 The sheer volume of these few objections confronts us with the answer that there was no universal deluge. Of course nearly every culture will have stories of deluges that did happen in their past, but not a flood so universal to the point of destroying all forms of life over the planet. Some people feel deceived that the bible does not tell its readers how it really was, thus preventing any misunderstanding. But the fact is that the people of the time were aware of the nature of the stories they told. The very language and images were used to tell the readers that they are not reading a chronicle of an historian, but an educative story. We do not have the introductory warning of a contemporary novel that this is purely a work of fiction. We need to face the issue that the bible is precisely that, in some of its areas, and this applies especially in the realm of pre-history. This is not wrong; it is our own preconceptions that may be wrong.

What the deluge teaches

The author took a pre-existing story, with all its interesting details, to transmit a religious teaching. The first lesson was that the flood came about because of human frailty, a lesson for our own endangered planet. Sin accumulated to the point of corruption and perversion that provoked a catastrophe. With all this, the world came back to the chaos that existed before creation. The order that God has put into creation could be destroyed by human irresponsibility.

Among the many sinful people there was a just man, Noah, a man put to the test, told to build a great ship, in the middle of the desert, on firm ground. No reason is given Noah; he is told to do it and wait. Ridicule from his contemporaries would follow, and Noah’s only answer could be “God ordered me to do so. I obey.” No complaint comes from his lips over four chapters; no other biblical character is portrayed as being told so little and saying so little! Then finally God reveals the secret of the rain.

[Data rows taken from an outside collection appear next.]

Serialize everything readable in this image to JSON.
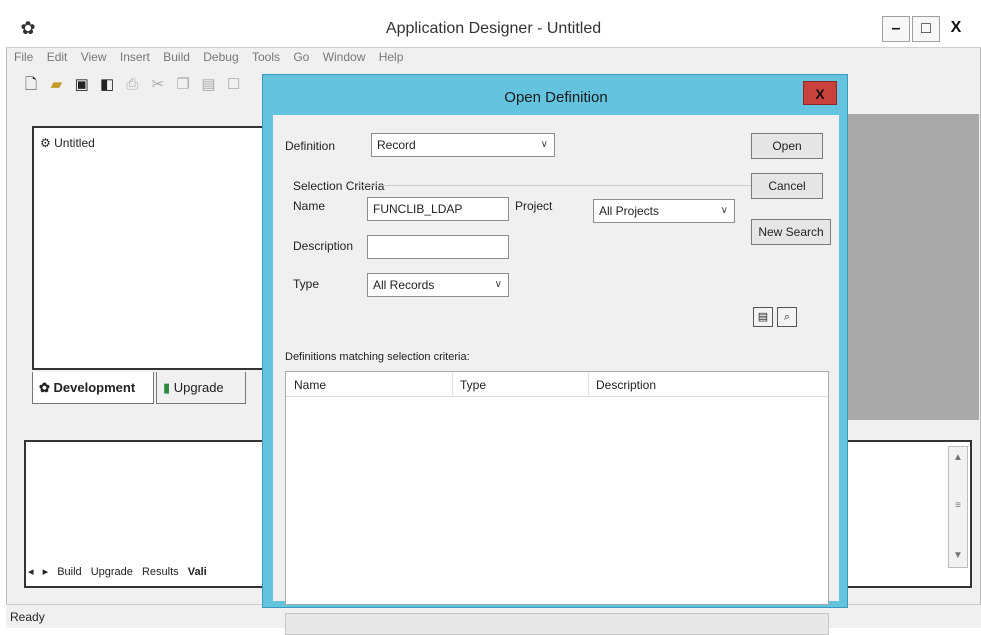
{
  "window": {
    "title": "Application Designer - Untitled",
    "app_icon": "app-icon",
    "minimize": "–",
    "maximize": "□",
    "close": "X"
  },
  "menu": [
    "File",
    "Edit",
    "View",
    "Insert",
    "Build",
    "Debug",
    "Tools",
    "Go",
    "Window",
    "Help"
  ],
  "toolbar_icons": [
    "new-icon",
    "open-icon",
    "save-icon",
    "save-all-icon",
    "print-icon",
    "cut-icon",
    "copy-icon",
    "paste-icon",
    "properties-icon"
  ],
  "project_pane": {
    "tree_item": "Untitled",
    "tabs": [
      "Development",
      "Upgrade"
    ]
  },
  "output_pane": {
    "tabs": [
      "Build",
      "Upgrade",
      "Results",
      "Vali"
    ]
  },
  "status_bar": {
    "text": "Ready"
  },
  "dialog": {
    "title": "Open Definition",
    "close": "X",
    "definition_label": "Definition",
    "definition_value": "Record",
    "selection_criteria_label": "Selection Criteria",
    "name_label": "Name",
    "name_value": "FUNCLIB_LDAP",
    "project_label": "Project",
    "project_value": "All Projects",
    "description_label": "Description",
    "description_value": "",
    "type_label": "Type",
    "type_value": "All Records",
    "buttons": {
      "open": "Open",
      "cancel": "Cancel",
      "new_search": "New Search"
    },
    "results_label": "Definitions matching selection criteria:",
    "columns": [
      "Name",
      "Type",
      "Description"
    ]
  },
  "colors": {
    "dialog_frame": "#64c4e0",
    "dialog_close": "#c9413b",
    "workspace_gray": "#a9a9a9"
  }
}
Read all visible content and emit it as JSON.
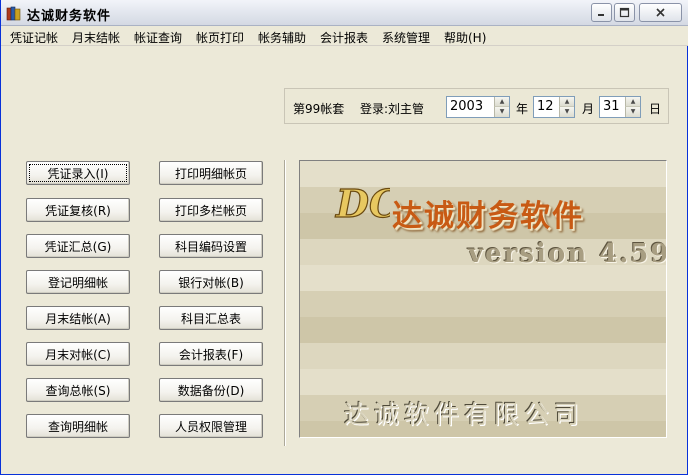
{
  "window": {
    "title": "达诚财务软件"
  },
  "menu": [
    {
      "label": "凭证记帐"
    },
    {
      "label": "月末结帐"
    },
    {
      "label": "帐证查询"
    },
    {
      "label": "帐页打印"
    },
    {
      "label": "帐务辅助"
    },
    {
      "label": "会计报表"
    },
    {
      "label": "系统管理"
    },
    {
      "label": "帮助(H)"
    }
  ],
  "info": {
    "account_set": "第99帐套",
    "login": "登录:刘主管",
    "year": "2003",
    "year_unit": "年",
    "month": "12",
    "month_unit": "月",
    "day": "31",
    "day_unit": "日"
  },
  "left_buttons": [
    {
      "label": "凭证录入(I)"
    },
    {
      "label": "凭证复核(R)"
    },
    {
      "label": "凭证汇总(G)"
    },
    {
      "label": "登记明细帐"
    },
    {
      "label": "月末结帐(A)"
    },
    {
      "label": "月末对帐(C)"
    },
    {
      "label": "查询总帐(S)"
    },
    {
      "label": "查询明细帐"
    }
  ],
  "right_buttons": [
    {
      "label": "打印明细帐页"
    },
    {
      "label": "打印多栏帐页"
    },
    {
      "label": "科目编码设置"
    },
    {
      "label": "银行对帐(B)"
    },
    {
      "label": "科目汇总表"
    },
    {
      "label": "会计报表(F)"
    },
    {
      "label": "数据备份(D)"
    },
    {
      "label": "人员权限管理"
    }
  ],
  "splash": {
    "logo_text": "DC",
    "brand": "达诚财务软件",
    "version": "version 4.59",
    "company": "达诚软件有限公司"
  },
  "colors": {
    "window_bg": "#ece9d8",
    "brand": "#c85a14",
    "splash_bg": "#ddd7bf"
  },
  "icons": {
    "app": "books-icon",
    "minimize": "minimize-icon",
    "maximize": "maximize-icon",
    "close": "close-icon"
  }
}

The message is very clear according to the ways of the Old Testament. If humanity obeys God’s orders, it will be saved. If it disobeys, it faces self-destruction. God specifies the measurements, materials, and form of the ark. We have to shape our lives according to God’s dimensions, and then we will transcend any storm. Those who do not listen to God’s guidance will drown. This is far more important than the historical issues mentioned earlier.  Rather than scaling Mt Ararat to look for the ark, we should scale the peaks of learning and looking to the Word of God to live out its message in our lives.

Reference: Valdes, A A

The Bible: Questions People Ask Used with permission of Claretian Press.